On wobbly knees, Higgins still a threat for Sooners

NORMAN, Okla. -- From the way she unloads 3-pointers long
after practice is over, there's no way to tell the difficulty that
Erin Higgins' knees are giving her.

Each shot begins with her trademark hop, and many end with the
same splashdown that has made her the most prolific long-range
shooter in Oklahoma history -- by far.

When asked, Higgins takes a break to answer questions from
reporters, but she notes that she's got to go back out and finish
her shooting. She'll be there until her shot feels right, and she
won't leave until she has hit at least three in a row to go out on a
positive note.

"She's relentless about her shot,'' Sooners coach Sherri Coale
said. "She knows that's her thing that makes her special, and she
will stay and shoot, and shoot, and shoot and shoot.''

Higgins has left an indelible mark on the Sooners' program with
her 266 3-pointers, some of them from closer to midcourt than the
basket. And though her knees and All-American center Courtney Paris'
presence have changed Higgins' role, Coale warns she's still

She has made 92 more 3-pointers than any other Oklahoma player,
and those shots have led to 100 wins while Higgins was on the
court. That's the same number of victories Stacey Dales and
LaNeishea Caufield had in their storied careers, and it's territory
that few Sooners have been able to reach.

On Sunday against seventh-seeded Mississippi (ESPN2, 2:30 p.m. ET), Higgins will look
to pass Dales and Caufield and get No. 3 seed Oklahoma (28-4) past
the NCAA Tournament's round of 16 for the first time since that
tandem led the Sooners to the 2002 national championship game.

A 5-foot-9 guard, Higgins has had to adapt since she arrived at
Oklahoma in the immediate wake of Dales and Caufield. In her debut,
she scored 18 points to lead the Sooners in a loss to Tennessee
that was Oklahoma's first post-Final Four game.

Less than three weeks later, she felt a pop in her right knee
and fell to the floor during a November 2002 shootaround. Even as a
team trainer expressed hope, Higgins knew right away she was headed
for her second major surgery in less than a year.

She had blown out the ACL in her left knee 10 months earlier,
during her senior year of high school. But Higgins moved past the
immediate disbelief -- and another long rehab -- to earn her place in
Oklahoma's history books.

"I don't think that I could quit,'' Higgins said. "I don't,
because I know that I would look back in 10 or 15 years and just
regret it horribly bad if I didn't finish it out or at least try.''

Oklahoma assistant Chad Thrailkill remembers Higgins'
high-school days, when she was better able to get to the basket and
shoot off the dribble. But she has found a niche with the long ball
in college.

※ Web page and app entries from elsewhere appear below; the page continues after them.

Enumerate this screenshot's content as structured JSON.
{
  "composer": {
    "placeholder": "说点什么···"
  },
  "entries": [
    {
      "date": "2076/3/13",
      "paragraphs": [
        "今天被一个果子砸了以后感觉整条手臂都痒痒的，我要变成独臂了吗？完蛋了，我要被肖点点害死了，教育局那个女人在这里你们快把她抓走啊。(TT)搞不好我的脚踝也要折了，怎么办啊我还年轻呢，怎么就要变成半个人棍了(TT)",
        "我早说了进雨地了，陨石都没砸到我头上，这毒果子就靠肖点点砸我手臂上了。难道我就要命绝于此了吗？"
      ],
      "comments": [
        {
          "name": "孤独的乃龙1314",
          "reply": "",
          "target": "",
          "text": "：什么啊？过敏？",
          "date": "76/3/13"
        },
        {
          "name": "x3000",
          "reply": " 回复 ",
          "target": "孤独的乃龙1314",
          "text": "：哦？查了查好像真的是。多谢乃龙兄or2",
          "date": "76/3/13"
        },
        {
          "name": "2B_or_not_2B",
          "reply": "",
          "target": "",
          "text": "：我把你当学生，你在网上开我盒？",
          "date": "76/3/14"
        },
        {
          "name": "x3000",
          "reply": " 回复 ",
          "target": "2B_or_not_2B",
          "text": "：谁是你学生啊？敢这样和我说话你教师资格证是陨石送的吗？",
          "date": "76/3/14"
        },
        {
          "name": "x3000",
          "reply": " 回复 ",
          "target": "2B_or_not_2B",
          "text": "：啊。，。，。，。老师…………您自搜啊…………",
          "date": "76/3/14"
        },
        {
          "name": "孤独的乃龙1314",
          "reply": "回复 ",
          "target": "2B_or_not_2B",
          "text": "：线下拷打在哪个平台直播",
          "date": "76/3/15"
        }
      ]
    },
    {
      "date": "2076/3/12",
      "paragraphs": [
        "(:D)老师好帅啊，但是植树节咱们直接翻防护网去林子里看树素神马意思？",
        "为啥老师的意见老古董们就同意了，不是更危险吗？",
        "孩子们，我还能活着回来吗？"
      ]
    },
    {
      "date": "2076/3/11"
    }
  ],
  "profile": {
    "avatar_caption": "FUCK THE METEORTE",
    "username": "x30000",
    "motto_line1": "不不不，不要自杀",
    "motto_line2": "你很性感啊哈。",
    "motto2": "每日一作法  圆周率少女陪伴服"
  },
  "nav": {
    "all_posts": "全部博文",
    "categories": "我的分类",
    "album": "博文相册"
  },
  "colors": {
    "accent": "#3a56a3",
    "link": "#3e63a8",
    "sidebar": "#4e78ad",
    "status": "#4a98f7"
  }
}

"She gets frustrated at times, just in her lateral movement and
things like that, just knowing what she used to be able to do,''
said Thrailkill, who first turned to Higgins as a high-school freshman
and watched her lead his Westmoore High team to a state title.

"But I think in the big picture, she knows she can help our
team win, and she sticks with that.''

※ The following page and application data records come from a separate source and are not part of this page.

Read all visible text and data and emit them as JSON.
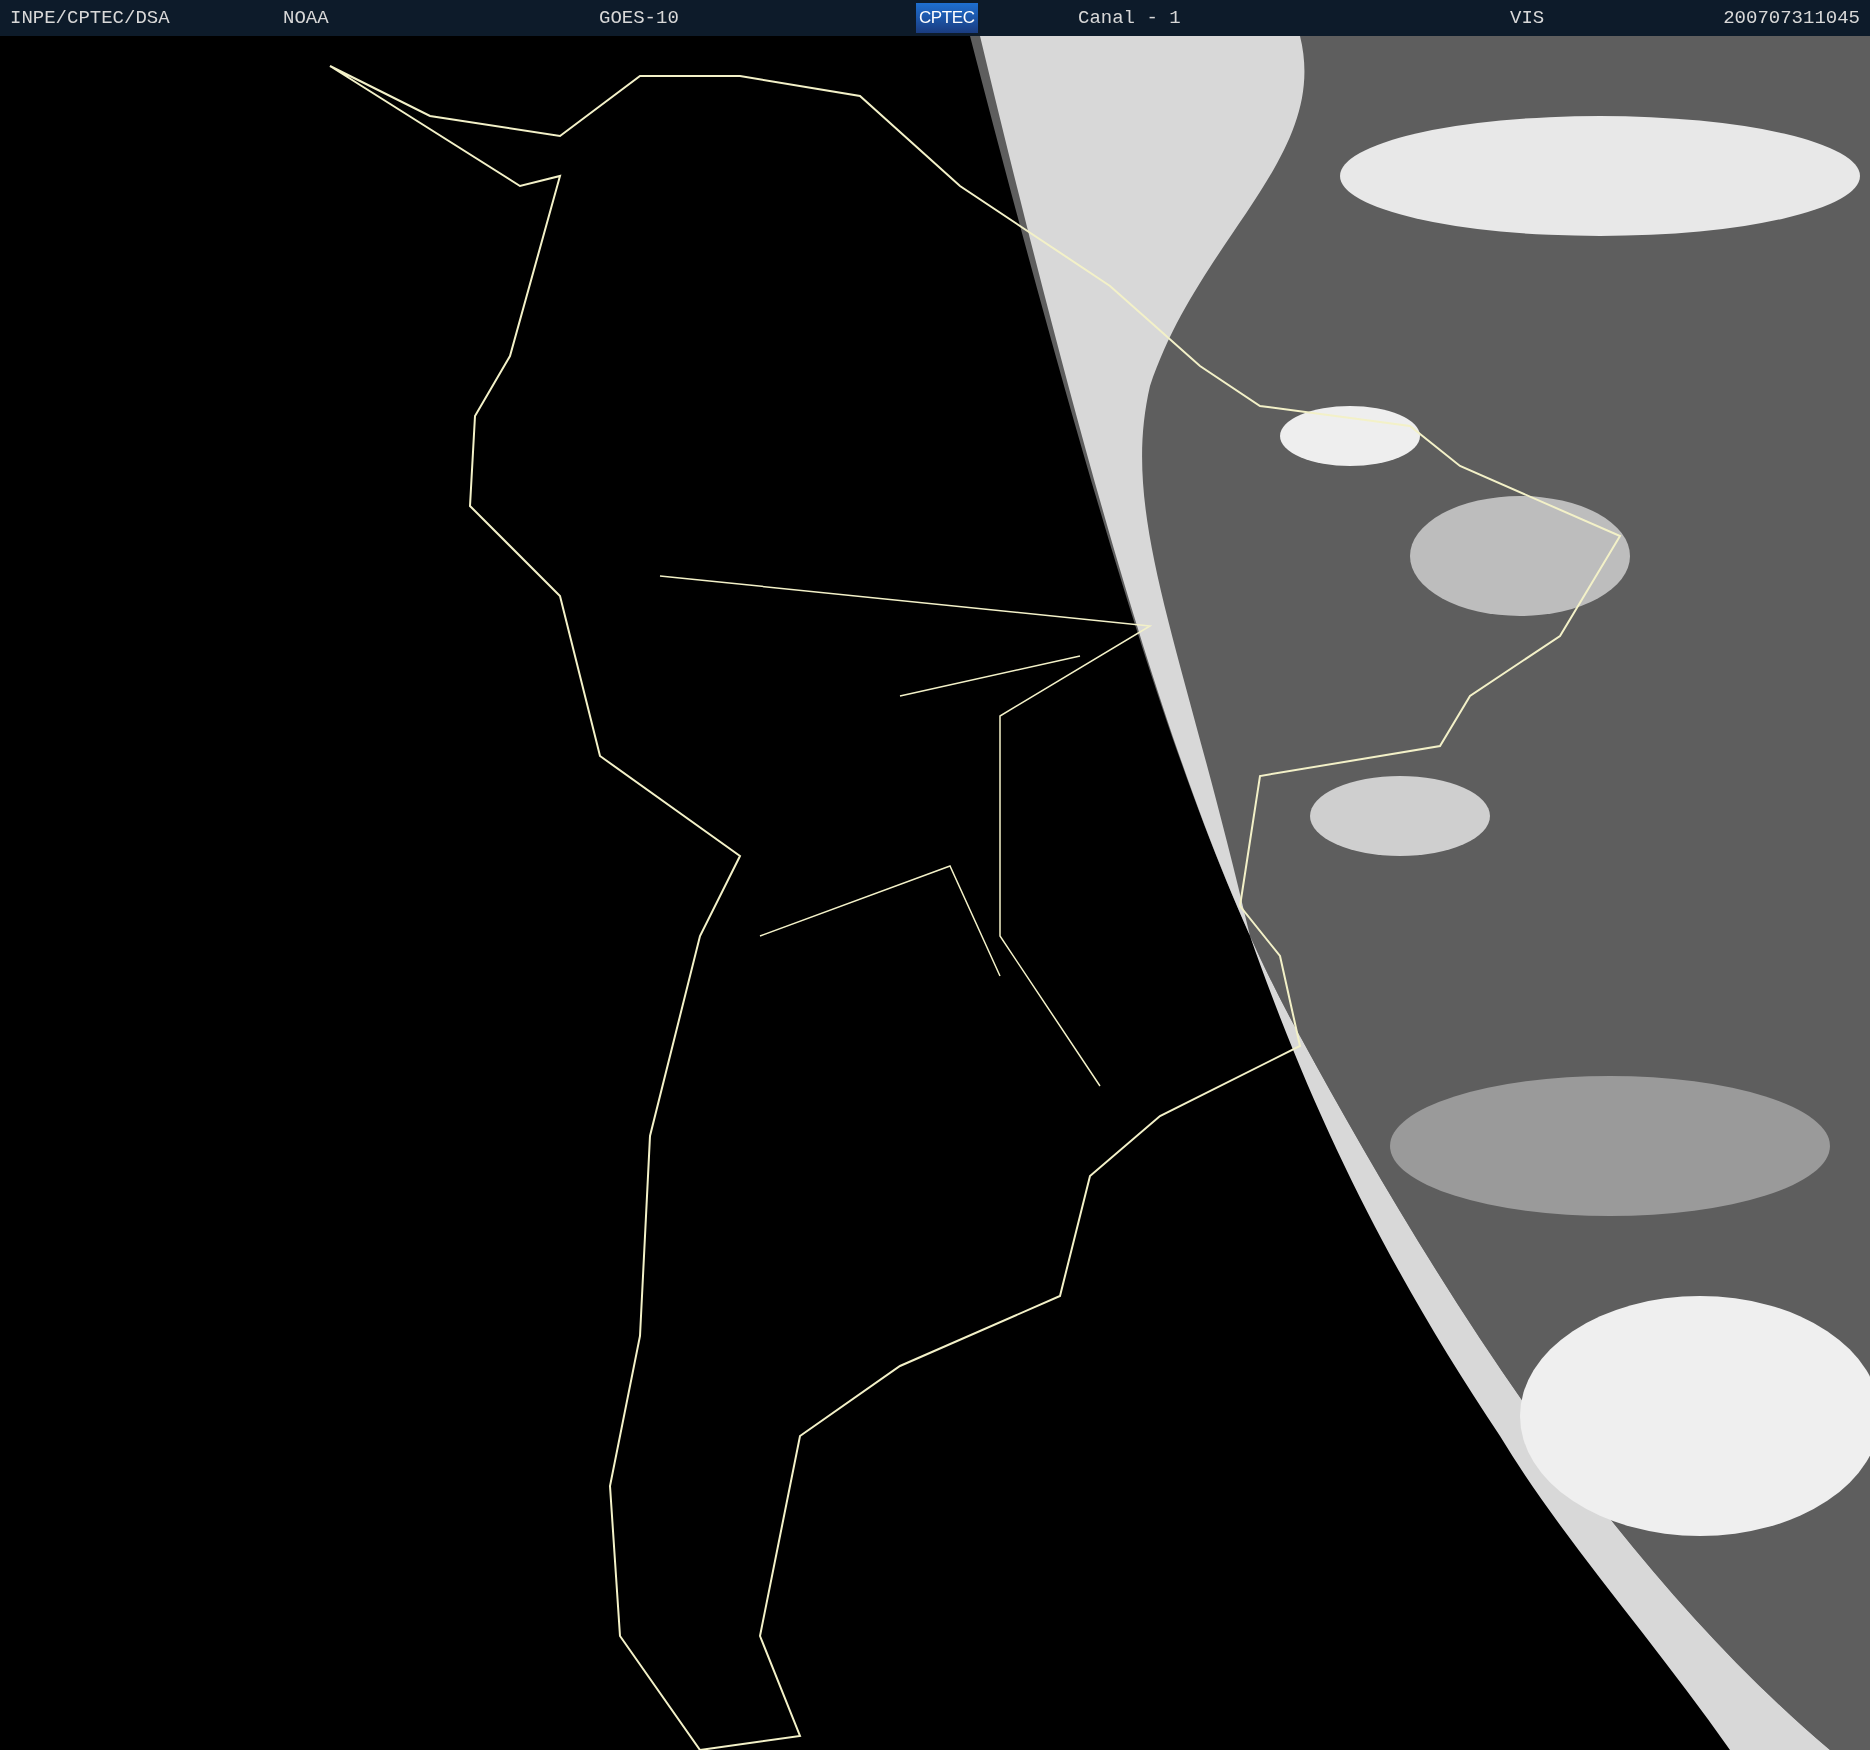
{
  "header": {
    "items": [
      {
        "kind": "text",
        "text": "INPE/CPTEC/DSA"
      },
      {
        "kind": "text",
        "text": "NOAA"
      },
      {
        "kind": "text",
        "text": "GOES-10"
      },
      {
        "kind": "logo",
        "text": "CPTEC"
      },
      {
        "kind": "text",
        "text": "Canal - 1"
      },
      {
        "kind": "text",
        "text": "VIS"
      },
      {
        "kind": "text",
        "text": "200707311045"
      }
    ]
  }
}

Last year, Higgins broke Oklahoma's season record with 88
3-pointers and set the career mark in the process. But in the
offseason, she had another surgery on her left knee to repair a

"You kind of take what's handed to you,'' Higgins said. "They
said, 'We've got to drill in your leg there, and it's a six-month
rehab.' And you're like, 'That's just the same as an ACL.'

"You kind of take it with a grain of salt and you realize if
this is what I have to do in order to be able to contribute and be
a part of this team, then this is what I'm going to have to do. At
no point did I regret it at all.''

Higgins showed she's still dangerous, making a 3-pointer with 7
seconds left in regulation that allowed Oklahoma to eventually beat
Texas Tech 86-81 in double overtime in January. When given the
chance, she can still knock down 3-pointers to change a game.

"Even if she doesn't make any shots, the fact that she might or
she can changes the way the defense plays,'' said Coale, who
praised Higgins for refusing to let the injuries get in her way.
"You can't not honor her.''

The danger Higgins presents means extra space inside for Paris,
who has racked up a phenomenal 60 straight double-doubles. And Paris'
presence has helped spare Higgins the trouble of running around a
handful of screens just to find room for a shot.

"When I get an open shot, I need to be able to knock it down.
If a rebound comes to me, I need to get it. If not, I need to block
out and let Courtney go get it,'' Higgins said of her role now.

"I'm not an incredible, flashy player and I don't try to be
something that I'm not,'' she added.

When Oklahoma's tournament run is over, it'll likely be the end
of Higgins' basketball days, too. She envisions a career in
physical therapy in her future.

"I just feel like basketball has taken me about as far as it's
going to take me. I think my body's taken me about as far as it's
going to take me,'' Higgins said. "From here on out, it's golf.''